A model depicting the curved front of the early Tiger II turret.
A tank turret with an almost square, flat, vertical face, the sides are almost vertical, and curve laterally only slightly.
A clear view of the flat front of the later Tiger II production turret

Shot traps are locations on the exterior of an armored vehicle where impacting shells are deflected to a weaker or more vulnerable point in the armor, or are simply allowed to hit the vehicle squarely on. As a result, instead of bouncing or skimming off (which is a central tenet of good hull design) impact from the shell kills the tank and/or wounds its occupants. Therefore, shot traps are regarded as serious design flaws which should be avoided.[1]
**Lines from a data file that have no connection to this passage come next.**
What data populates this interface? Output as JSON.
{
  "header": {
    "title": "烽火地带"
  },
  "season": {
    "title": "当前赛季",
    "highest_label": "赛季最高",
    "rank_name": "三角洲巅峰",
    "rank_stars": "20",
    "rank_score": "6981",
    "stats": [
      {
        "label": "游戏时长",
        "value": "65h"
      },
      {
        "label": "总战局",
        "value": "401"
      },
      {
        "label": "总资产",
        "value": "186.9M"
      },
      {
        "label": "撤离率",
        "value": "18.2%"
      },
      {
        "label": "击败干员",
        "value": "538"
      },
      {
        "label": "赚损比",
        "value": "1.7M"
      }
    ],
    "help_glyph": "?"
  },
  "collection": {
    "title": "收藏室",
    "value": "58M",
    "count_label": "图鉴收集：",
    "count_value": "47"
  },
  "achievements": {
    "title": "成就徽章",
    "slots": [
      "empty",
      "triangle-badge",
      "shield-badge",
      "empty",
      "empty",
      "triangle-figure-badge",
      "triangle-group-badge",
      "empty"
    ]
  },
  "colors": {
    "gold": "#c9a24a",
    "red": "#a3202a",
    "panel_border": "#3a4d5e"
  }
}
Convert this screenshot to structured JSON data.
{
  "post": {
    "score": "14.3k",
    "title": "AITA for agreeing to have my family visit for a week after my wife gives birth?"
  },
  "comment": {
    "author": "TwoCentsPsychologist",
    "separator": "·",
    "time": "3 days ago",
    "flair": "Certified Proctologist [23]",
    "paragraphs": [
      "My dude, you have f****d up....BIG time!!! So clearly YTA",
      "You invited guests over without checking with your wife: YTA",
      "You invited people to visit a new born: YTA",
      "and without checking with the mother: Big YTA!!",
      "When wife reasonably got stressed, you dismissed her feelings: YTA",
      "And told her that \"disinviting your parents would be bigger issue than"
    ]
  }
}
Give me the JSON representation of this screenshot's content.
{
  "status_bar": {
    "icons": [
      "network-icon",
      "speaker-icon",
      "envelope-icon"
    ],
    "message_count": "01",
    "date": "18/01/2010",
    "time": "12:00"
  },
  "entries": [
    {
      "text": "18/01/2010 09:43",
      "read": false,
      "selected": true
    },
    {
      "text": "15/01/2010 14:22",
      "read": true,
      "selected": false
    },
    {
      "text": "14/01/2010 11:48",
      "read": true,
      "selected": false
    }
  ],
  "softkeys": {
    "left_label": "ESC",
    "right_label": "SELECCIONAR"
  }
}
For example, initial turret design of the Tiger II had a curved mantlet in the front. This acted as a shot trap by deflecting incoming shots that hit the lower part of the mantlet downwards towards the thinner hull roof armour, or into the turret ring where the shell could potentially jam the traverse mechanism. A new design replaced the front curved mantlet with a flat armor plate sloped at 81 degrees.[2]

Notes[edit]

  1. ^ Zaloga 1993, p. 37.
  2. ^ Jentz and Doyle 1993, pp. 13–16.

References[edit]

  • Jentz, Thomas; Doyle, Hilary (1993). Kingtiger Heavy Tank, 1942-45. London: Osprey. ISBN 1-85532-282-X. 
  • Zaloga, Steven (1993). Sherman Medium Tank 1942-1945. City: Osprey Publishing (UK). ISBN 978-1-85532-296-7.